Records excerpted from a collection:
════════
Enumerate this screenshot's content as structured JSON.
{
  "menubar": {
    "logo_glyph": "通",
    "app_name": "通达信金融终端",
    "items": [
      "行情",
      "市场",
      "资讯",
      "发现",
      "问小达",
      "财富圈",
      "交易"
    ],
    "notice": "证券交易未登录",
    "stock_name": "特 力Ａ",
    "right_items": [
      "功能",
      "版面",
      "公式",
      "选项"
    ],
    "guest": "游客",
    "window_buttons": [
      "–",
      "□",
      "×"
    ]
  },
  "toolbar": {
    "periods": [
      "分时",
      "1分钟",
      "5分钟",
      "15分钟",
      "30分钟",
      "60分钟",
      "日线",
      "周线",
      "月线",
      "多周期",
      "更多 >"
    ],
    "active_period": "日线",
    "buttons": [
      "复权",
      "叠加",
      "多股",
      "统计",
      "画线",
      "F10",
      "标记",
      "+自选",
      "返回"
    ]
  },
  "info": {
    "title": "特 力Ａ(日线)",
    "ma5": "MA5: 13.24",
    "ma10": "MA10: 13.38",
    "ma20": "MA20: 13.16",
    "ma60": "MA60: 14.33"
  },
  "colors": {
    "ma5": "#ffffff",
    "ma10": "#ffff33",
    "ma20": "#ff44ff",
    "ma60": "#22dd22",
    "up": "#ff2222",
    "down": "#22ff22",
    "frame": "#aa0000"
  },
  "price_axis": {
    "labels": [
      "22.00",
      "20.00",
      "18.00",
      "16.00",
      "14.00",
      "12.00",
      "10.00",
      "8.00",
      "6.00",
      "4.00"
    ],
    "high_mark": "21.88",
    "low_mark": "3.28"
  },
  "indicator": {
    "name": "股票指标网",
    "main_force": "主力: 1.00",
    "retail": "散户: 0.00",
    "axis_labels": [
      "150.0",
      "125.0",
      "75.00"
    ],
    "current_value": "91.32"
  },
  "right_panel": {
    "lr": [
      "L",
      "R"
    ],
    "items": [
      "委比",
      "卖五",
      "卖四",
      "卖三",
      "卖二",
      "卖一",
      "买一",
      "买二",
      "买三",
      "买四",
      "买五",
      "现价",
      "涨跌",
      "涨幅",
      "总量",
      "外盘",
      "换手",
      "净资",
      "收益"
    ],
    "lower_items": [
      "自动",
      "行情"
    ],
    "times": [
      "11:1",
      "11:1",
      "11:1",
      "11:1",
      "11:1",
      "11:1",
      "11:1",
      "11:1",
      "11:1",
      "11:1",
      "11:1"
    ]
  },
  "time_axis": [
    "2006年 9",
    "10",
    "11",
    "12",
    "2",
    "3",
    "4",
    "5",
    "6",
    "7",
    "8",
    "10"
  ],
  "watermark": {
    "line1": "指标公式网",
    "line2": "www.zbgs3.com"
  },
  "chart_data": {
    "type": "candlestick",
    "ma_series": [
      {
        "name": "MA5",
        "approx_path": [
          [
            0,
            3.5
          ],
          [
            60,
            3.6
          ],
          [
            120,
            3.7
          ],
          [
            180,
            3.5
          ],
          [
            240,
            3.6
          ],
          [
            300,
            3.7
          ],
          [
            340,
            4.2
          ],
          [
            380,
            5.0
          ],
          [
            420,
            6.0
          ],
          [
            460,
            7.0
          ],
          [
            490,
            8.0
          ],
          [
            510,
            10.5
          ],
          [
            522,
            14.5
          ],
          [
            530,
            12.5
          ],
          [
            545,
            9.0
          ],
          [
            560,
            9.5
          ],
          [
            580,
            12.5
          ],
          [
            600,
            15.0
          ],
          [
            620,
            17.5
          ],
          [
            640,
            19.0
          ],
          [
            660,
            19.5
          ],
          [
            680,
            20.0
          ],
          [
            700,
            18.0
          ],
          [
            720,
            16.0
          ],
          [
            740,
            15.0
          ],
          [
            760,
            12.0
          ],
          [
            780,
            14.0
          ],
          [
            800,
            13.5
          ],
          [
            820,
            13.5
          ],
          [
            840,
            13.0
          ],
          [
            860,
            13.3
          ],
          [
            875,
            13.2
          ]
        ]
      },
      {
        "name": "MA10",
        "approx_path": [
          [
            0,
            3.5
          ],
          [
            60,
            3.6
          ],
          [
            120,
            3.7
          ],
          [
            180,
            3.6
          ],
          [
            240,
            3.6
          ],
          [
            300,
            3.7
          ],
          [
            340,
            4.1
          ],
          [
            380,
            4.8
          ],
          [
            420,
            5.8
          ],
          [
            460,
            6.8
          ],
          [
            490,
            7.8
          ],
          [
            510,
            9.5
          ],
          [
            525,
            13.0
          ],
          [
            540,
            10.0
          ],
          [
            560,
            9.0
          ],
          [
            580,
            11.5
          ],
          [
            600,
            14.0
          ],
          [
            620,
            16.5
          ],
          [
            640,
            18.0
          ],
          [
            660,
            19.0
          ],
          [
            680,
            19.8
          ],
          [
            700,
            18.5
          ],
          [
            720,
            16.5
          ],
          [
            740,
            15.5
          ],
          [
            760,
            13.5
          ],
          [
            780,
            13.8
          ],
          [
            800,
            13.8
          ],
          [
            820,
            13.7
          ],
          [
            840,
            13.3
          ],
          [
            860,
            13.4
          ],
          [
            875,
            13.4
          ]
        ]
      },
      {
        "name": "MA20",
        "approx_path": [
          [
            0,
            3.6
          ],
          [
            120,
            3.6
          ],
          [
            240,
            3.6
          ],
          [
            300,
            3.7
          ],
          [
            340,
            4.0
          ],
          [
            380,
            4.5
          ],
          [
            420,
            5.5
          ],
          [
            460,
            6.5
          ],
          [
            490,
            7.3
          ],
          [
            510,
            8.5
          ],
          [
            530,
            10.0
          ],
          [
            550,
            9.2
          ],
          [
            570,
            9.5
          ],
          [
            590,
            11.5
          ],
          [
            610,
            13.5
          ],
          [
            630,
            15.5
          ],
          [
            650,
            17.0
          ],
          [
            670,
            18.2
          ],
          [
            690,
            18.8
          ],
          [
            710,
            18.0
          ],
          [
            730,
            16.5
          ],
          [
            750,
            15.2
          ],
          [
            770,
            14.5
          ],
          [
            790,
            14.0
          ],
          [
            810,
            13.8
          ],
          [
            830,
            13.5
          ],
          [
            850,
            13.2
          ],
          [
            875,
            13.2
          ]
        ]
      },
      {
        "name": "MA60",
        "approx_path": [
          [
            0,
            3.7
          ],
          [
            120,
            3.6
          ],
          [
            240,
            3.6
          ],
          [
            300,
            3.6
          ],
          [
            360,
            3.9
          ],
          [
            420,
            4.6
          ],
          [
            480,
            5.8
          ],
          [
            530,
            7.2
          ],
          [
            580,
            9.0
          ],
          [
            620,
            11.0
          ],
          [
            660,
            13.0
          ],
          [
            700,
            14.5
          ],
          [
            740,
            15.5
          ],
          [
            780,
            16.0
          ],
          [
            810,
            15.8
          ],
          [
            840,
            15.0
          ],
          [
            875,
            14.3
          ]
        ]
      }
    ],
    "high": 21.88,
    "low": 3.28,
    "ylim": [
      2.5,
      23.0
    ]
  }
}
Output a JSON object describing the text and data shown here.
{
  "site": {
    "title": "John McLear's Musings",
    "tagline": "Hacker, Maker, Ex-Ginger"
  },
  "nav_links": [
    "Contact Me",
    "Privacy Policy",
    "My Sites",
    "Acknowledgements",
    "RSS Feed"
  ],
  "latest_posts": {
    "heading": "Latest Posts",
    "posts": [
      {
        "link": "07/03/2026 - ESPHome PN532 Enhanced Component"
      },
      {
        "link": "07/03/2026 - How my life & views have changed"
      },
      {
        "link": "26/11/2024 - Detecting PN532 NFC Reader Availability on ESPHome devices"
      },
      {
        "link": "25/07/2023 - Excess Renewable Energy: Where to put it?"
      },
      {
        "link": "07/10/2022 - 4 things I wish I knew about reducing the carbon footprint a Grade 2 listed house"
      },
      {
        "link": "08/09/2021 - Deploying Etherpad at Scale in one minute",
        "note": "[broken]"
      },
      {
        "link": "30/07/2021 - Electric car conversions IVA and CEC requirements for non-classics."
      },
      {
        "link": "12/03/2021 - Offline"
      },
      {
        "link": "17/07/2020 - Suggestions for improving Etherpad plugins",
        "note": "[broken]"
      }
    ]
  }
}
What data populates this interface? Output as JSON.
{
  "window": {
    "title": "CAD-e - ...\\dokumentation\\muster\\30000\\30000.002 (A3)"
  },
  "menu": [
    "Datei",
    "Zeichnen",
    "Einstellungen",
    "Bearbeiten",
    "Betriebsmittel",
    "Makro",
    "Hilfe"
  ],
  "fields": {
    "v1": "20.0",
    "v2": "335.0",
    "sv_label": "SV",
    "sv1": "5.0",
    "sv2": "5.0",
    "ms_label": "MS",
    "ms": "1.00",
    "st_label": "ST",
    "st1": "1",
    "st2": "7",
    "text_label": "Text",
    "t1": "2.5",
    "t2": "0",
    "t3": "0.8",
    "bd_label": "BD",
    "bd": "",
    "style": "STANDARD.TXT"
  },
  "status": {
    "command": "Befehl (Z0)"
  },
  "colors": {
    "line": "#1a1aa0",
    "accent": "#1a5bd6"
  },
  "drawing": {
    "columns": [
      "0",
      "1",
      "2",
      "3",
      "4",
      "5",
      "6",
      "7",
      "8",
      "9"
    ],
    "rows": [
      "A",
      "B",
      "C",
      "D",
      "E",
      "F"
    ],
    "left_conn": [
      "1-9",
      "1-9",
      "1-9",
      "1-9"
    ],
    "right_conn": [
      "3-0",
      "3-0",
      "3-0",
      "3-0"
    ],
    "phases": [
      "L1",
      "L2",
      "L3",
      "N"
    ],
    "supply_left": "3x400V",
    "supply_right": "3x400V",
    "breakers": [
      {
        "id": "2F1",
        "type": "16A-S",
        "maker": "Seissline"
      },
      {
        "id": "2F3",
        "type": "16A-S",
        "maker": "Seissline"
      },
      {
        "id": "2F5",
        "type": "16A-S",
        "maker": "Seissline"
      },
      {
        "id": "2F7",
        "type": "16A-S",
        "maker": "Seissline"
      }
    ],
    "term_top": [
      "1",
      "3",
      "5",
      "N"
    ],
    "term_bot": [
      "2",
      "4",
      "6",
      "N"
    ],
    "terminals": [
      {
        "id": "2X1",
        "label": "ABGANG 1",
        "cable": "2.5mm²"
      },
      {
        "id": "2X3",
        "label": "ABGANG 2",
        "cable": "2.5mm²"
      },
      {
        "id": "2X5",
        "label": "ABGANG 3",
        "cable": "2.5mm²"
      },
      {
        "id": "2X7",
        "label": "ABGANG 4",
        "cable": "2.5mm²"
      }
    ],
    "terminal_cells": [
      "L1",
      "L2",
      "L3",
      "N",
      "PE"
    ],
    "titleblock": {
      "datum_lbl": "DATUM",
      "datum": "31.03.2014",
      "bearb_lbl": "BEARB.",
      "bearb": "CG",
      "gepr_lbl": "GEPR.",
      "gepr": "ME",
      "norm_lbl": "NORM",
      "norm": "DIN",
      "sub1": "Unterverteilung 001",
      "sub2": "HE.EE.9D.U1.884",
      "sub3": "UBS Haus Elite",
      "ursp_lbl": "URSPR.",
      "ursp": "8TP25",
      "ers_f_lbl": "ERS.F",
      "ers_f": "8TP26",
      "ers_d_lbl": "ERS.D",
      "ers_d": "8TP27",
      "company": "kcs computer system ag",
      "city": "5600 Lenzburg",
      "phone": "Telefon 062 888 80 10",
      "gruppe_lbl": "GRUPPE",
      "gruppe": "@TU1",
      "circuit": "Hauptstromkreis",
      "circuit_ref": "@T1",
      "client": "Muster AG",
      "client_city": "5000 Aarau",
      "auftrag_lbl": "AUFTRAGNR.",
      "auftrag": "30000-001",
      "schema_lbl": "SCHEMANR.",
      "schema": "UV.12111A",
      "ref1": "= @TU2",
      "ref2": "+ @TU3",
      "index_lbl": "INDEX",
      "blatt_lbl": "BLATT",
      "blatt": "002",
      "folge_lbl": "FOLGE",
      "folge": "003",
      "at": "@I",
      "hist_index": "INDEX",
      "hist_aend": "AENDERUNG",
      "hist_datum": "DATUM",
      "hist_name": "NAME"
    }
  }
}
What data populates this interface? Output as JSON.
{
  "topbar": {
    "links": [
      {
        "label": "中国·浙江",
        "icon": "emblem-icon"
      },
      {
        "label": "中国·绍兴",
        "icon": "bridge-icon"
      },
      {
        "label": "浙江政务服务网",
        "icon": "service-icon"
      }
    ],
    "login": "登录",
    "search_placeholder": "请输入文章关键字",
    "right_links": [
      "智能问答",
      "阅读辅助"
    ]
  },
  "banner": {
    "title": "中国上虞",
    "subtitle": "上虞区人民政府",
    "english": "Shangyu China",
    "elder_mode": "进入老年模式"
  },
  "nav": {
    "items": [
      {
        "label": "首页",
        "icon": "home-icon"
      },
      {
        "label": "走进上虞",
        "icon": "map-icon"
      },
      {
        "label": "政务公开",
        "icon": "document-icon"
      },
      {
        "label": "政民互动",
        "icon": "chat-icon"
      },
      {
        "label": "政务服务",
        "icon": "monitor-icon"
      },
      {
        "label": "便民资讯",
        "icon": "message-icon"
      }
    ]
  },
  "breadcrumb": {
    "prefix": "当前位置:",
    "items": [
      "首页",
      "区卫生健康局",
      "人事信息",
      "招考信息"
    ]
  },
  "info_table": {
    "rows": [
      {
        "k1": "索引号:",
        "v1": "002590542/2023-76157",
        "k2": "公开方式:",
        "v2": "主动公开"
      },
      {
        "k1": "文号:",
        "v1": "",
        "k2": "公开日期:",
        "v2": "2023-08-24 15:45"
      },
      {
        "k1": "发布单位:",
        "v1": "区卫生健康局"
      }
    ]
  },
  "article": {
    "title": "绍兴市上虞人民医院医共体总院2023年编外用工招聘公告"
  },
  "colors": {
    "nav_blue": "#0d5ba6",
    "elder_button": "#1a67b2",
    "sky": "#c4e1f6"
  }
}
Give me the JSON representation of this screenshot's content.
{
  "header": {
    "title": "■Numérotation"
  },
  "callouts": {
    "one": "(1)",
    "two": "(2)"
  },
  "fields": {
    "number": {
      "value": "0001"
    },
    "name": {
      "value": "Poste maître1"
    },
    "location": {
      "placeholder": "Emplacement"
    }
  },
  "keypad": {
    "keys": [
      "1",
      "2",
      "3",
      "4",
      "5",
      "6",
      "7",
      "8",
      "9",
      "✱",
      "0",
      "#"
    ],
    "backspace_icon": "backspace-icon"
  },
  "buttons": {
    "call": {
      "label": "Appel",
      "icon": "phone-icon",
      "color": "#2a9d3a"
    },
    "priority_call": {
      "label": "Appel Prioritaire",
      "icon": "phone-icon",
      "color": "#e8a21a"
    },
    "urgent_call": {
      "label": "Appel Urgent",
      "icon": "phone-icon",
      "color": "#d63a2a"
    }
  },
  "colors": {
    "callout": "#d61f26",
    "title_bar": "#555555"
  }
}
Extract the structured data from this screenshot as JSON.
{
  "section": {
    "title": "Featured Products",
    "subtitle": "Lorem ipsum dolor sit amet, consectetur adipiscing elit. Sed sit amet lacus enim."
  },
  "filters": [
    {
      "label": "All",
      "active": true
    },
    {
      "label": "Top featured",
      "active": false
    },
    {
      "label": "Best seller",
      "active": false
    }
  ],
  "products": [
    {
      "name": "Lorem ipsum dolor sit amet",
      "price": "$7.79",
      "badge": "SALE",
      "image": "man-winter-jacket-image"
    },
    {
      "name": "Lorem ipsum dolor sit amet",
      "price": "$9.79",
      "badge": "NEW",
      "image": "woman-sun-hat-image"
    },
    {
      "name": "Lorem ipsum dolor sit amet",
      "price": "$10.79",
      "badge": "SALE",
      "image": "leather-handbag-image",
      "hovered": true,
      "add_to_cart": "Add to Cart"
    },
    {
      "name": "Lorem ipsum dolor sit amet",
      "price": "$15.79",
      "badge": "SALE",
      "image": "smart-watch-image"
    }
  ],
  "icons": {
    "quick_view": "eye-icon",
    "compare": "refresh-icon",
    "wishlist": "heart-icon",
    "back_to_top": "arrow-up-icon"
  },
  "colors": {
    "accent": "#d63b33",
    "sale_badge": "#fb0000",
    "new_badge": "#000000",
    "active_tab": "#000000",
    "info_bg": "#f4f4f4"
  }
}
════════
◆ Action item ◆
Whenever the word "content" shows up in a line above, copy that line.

◆ Output below ◆
Enumerate this screenshot's content as structured JSON.
Give me the JSON representation of this screenshot's content.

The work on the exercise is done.